Appeals offices are located in most cities. Local Appeals representatives are available for a free consultation. The Appeals staff is composed of professionals with expertise in different fields. Appeals employees can provide help and assistance with a wide range of problems, such as tax deficiencies, collections, offers in compromise, jeopardy assessments, and collection due process reviews.
In fiscal year 2010, Appeals resolved over 2,172 cases for taxpayers. Appeals is the only function within the IRS authorized to consider settlements of tax controversies and it is tasked with resolving such disputes without the need for litigation as much as possible.
Taxpayers can request a conciliation conference through the Appeals online system, or by completing a form. More than 98% of all protests are resolved through this method. In some cases, a taxpayer may need to file a lawsuit for a more in-depth review of their case. If you are considering filing a lawsuit, it is important to consult with an experienced tax attorney first to understand your options.
Generally, a hearing is held before an impartial Appeals officer who hears arguments and evidence presented by the taxpayer and the Department’s attorney. Each party has the opportunity to recall witnesses, introduce additional exhibits, and offer rebuttal. The taxpayer can also present closing arguments to summarize his or her legal positions.

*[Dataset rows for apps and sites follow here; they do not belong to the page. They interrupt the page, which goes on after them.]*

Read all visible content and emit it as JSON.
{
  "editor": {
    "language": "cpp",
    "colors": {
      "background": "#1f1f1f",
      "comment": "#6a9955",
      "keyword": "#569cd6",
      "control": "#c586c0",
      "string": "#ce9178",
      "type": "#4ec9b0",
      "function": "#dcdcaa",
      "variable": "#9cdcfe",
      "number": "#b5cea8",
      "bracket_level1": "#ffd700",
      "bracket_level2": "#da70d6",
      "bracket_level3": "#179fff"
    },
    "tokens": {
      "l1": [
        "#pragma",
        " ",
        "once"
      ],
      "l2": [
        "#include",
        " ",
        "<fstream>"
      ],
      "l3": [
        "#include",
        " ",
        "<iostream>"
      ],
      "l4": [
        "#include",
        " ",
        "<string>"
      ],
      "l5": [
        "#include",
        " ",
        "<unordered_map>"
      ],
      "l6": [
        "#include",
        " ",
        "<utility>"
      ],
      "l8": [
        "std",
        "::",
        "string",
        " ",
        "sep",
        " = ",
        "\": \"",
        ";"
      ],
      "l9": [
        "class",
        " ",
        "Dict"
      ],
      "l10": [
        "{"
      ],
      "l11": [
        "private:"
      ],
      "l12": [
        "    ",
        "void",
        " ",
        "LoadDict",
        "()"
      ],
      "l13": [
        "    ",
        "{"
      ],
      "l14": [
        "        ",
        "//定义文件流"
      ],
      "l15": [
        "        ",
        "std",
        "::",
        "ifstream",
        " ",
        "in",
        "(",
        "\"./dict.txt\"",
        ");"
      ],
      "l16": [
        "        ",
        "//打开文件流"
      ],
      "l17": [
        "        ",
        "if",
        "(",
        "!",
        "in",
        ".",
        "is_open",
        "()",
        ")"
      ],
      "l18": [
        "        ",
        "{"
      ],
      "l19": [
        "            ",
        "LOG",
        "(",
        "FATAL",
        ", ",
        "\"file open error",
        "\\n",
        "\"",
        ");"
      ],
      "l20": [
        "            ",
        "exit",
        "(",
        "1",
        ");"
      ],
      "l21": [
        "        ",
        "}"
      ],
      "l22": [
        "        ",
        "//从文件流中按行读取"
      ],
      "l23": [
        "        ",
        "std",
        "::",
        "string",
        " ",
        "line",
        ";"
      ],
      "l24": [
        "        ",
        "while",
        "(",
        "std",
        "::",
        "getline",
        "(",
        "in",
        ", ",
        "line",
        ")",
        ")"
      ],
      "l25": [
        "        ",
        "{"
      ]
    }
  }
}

Appeals officers are required to follow strict policies when making decisions on behalf of the IRS. As a result, the process of reaching an appeals decision can take months to complete. Appeals is currently reducing its backlog through the use of new technology, and has implemented measures to reduce processing times. In addition, the IRS is working to improve communication between Appeals and the public by conducting outreach programs.